The strength of Friends is that it had a lot to work with. The cast was large but not unwieldy, making for plenty of room to weave plots together and pair regulars off with guest stars of every stripe. It had just the right number of sets, too few to be disjointed and too many to get boring. Most of the cast never had much range but they were never really asked to take on complex roles. It was a perfectly balanced show, at least in its first few years.
Dick Wolf's long-running NBC crime drama Law & Order was a wonder of interchangeable parts. Its cast changed drastically over the years and aside from Wolf himself as the producer, there was no consistent hand behind the camera. Instead of relying on one authorial voice, or even a stable of reliable writers, L&O became famous for employing freelancers of all varieties. One-time writers, directors and working actors made the rounds on the show, so much so that being involved with at least one episode of Law & Order became something of a rite of passage for aspiring TV professionals. This also meant that the overall quality of the show fluctuated wildly. Sometimes it was a riveting drama with a script that popped, other times it was pure amateur hour. Like a box of chocolates without the handy chart, Law & Order could be delightful or awful, but was usually predictably middling.

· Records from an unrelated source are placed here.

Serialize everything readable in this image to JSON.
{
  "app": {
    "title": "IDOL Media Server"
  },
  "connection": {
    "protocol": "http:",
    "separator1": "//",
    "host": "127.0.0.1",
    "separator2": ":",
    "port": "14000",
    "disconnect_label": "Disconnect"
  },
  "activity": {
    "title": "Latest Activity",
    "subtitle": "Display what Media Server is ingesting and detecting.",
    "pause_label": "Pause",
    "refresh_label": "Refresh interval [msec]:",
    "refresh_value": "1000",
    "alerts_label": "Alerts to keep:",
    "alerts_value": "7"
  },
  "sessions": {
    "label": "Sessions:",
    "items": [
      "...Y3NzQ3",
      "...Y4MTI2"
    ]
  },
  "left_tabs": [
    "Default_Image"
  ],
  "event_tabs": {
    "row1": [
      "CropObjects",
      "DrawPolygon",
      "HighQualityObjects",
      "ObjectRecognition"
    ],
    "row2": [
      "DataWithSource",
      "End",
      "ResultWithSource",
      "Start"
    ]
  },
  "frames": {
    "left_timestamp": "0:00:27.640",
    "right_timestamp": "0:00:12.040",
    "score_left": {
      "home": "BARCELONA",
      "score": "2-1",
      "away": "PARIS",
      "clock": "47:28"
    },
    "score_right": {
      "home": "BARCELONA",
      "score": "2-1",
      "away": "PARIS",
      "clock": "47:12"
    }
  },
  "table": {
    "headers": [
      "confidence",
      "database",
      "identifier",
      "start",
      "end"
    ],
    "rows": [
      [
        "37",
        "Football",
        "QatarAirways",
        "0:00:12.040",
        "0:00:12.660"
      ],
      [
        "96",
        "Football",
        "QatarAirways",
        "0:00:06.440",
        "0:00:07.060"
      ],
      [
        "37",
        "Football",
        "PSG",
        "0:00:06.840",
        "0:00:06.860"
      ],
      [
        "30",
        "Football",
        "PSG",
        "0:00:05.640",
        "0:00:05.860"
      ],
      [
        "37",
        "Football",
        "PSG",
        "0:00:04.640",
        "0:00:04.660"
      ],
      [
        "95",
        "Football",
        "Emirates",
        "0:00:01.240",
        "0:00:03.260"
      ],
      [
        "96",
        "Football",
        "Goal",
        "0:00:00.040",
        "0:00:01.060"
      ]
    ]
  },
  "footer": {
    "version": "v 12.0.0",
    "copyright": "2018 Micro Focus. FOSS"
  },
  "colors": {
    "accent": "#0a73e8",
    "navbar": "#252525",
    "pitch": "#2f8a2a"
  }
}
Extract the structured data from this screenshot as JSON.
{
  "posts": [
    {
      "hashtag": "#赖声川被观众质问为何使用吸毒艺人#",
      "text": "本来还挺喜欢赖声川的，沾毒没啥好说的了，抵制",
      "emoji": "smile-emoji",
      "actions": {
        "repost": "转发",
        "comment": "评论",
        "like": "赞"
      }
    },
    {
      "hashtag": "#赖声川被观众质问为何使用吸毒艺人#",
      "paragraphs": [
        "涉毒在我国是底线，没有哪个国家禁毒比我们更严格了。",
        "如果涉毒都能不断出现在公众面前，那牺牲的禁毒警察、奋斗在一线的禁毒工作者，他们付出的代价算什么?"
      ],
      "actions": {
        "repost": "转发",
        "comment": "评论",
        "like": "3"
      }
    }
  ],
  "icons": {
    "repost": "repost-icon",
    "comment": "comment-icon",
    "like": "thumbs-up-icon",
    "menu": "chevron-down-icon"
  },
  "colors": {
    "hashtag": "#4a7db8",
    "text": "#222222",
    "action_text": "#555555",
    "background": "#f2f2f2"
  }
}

What a lot of people don't know about the longest running primetime drama in American television history is that it almost never happened. Twice. In 1988, screenwriting up-and-comer Dick Wolf had an idea for the ultimate police procedural he originally called Night and Day. Half of the show would focus on New York City detectives tracking down violent criminals and the second half would shift over to the District Attorneys prosecuting the case. After a little polish, the concept became Law & Order and Wolf began shopping it around to various networks. Fox passed on the opportunity, mostly because the network was still in its formative days when it wanted to be edgy rather than conformist (an environment where the likes of American Idol would surely never take root). CBS rejected a pilot they commissioned on the grounds that none of the actors were star-quality. By 1990 Law & Order finally had a home at NBC, where it would stay for the next two decades while popping out multiple spin-offs.
Because so much of the cast of The Dick Van Dyke Show came from the wall-to-wall shtick tradition of the classic variety show, the series had a tendency to pack as many bits into each episode as possible. It sacrificed tone consistency for outright charm. Not every sketch worked but none lasted so long that the promise of a fresh segment was ever absent from the script. Here are some of the best (and one of the worst) half hours TDVDS had to offer.